As I have hinted at previously in class, I deeply enjoy conducting interviews. They are an opportunity to hear another perspective at length, to give a voice to someone whose thoughts you are invested in hearing. They’re a chance to have an invigorating conversation in which you do as little of the talking as possible—a joy for an introvert like me.
Needless to say, then, conducting the oral history interviews was by far my favorite aspect of this course. To be able to listen intently to the stories, experiences, hopes, and ideas of two individuals the likes of whom I had never encountered before was simply awe-inspiring (and paid off in a practical way, too, when one of them invited me over for Easter dinner afterwards). I was better able to hone my skills as an interviewer in this process as I continually tested how to ask the right questions at the right times, and to otherwise simply allow the one speaking to do just that—speak.
Writing the narrative pages was my next most appreciated activity. While writing always involves some degree of interpretation, no matter how skilled the author, I nonetheless enjoyed the opportunity to, as objectively as possible, listen to the conversations I had over again and to select what seemed to me the most salient points—the highs and lows, the hopes, hindrances, and helps that my new friends experience in their lives in the United States. The “three H’s” around which we organized our narratives provided a fun storytelling tool while also permitting us to represent a broad range of what was said, from negative to positive, on a broad range of topics, from education and work to community building and the political situation of the DRC.

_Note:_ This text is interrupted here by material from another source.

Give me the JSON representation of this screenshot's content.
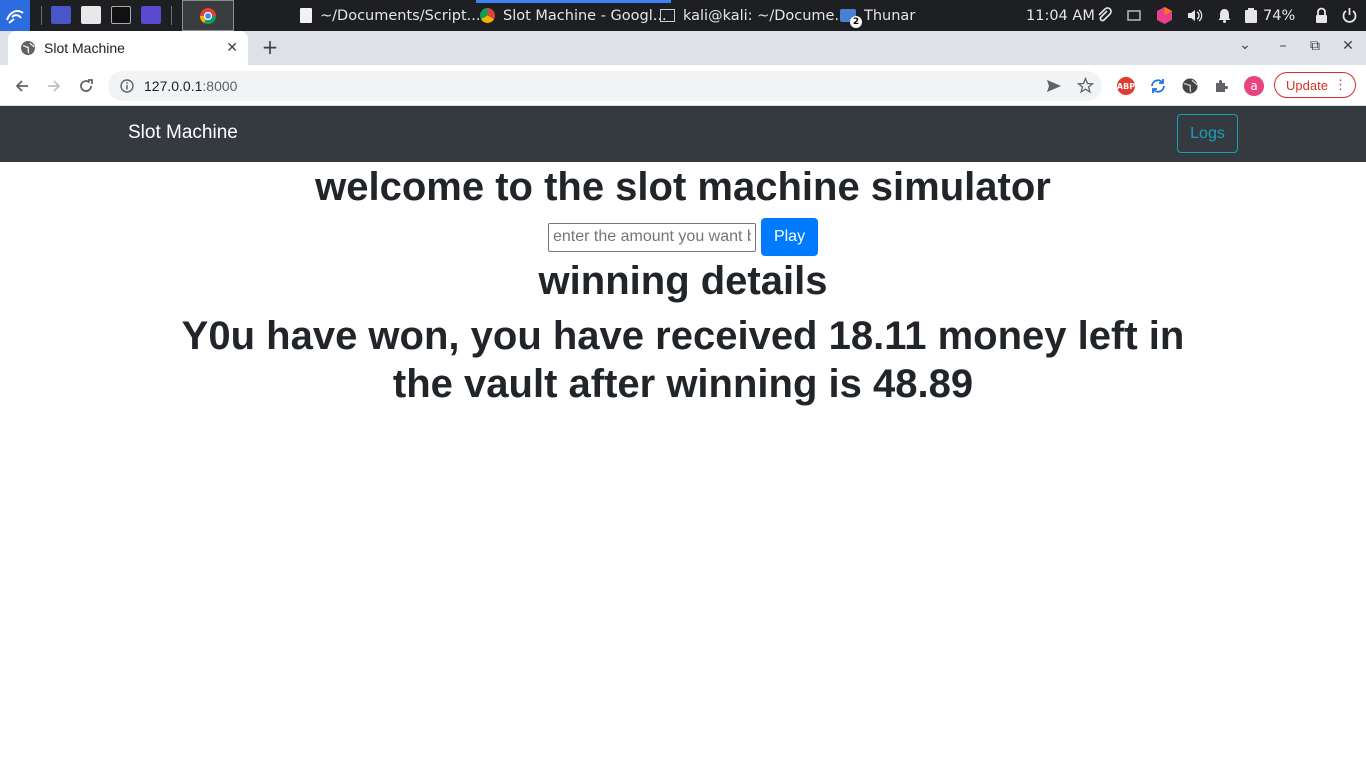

When it came to building the website, a few challenges arose that necessitated deviating from the original version of the contract. While we originally hoped to include an ArcGIS map, we quickly had to change from this course, as we learned that this is in fact not the same thing as a StoryMap, which is the format we had been hoping for. We were able to switch to this format, which Megan utilized with great success. Megan also compiled a phenomenal Google Slides presentation on the process behind the Diversity Visa.
I also used a Google Slides presentation to give a briefing on the relevant political and historical background of the DRC which is important for the viewer to keep in mind when listening to our population’s interviews. While we originally hoped to use VideoPad for this information, I quickly found that I had considerable difficulty working that software, due to the fact that I’ve not received formal instruction in it. Luckily, Professors Donaldson and Bettencourt talked us through this in our conference, where we decided that Google Slides would be the way to go.
In the end, I’m very glad for the local connections I built while working on this project. What I learned above all is that it takes intentional connections for a community to fully come together and integrate in solidarity, and in learning this, I was at the start of doing just that.